RBC is investing $1.78 million into a cybersecurity research lab at the University of Waterloo with the goal of developing advanced cybersecurity and privacy tools.
“Collaborating with the University of Waterloo’s Faculty of Mathematics and their pool of talented researchers will give us more brain power to continually develop Canadian talent to support the demands of the cybersecurity industry,” said David Fairman, chief information security officer at RBC. “This partnership is important to RBC as we’ll be able to leverage Waterloo’s unique capabilities in mathematical science as it applies to tackling increasingly sophisticated cyber attacks.”
CryptoWorks21, a research program focused on post-quantum cryptosystems, will also be supported.
The funding is supporting research in four areas:
- Data-driven software defined security, led by Raouf Boutaba, will focus on detecting and mitigating security threats using machine learning and AI.
- Privacy-enhancing technologies, led by Ian Goldberg, will focus on the safety and security of consumer metadata, including identity and location.
- Post-quantum cryptography, led by David Jao, will focus on a unique blend of pure mathematics and computer science that produces a data encryption so strong that quantum computers cannot crack it.

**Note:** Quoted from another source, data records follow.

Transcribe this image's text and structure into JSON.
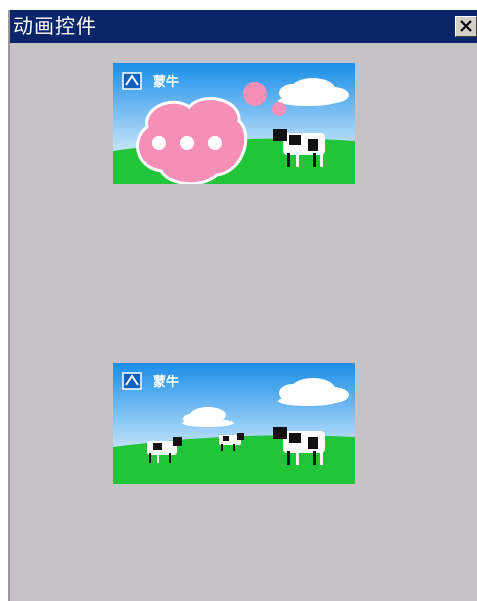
{
  "window": {
    "title": "动画控件",
    "colors": {
      "titlebar": "#0a246a",
      "client": "#c6c3c6"
    }
  },
  "banners": [
    {
      "brand": "蒙牛",
      "state": "loading-bubble"
    },
    {
      "brand": "蒙牛",
      "state": "cows-pasture"
    }
  ],
  "icons": {
    "close": "close-icon",
    "logo": "mengniu-logo-icon",
    "bubble": "thought-bubble-icon"
  }
}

“This project provides our researchers with what they need to excel and provides RBC with access to Canada’s premiere talent in cybersecurity,” said Stephen M. Watt, dean of the faculty of mathematics at the University of Waterloo. “The area of cybersecurity is highly technical and complex, but is essential for all aspects of modern society. These technologies, from network protection to mathematical cryptography, are central to personal privacy online, safe national infrastructure and trustworthy commerce.”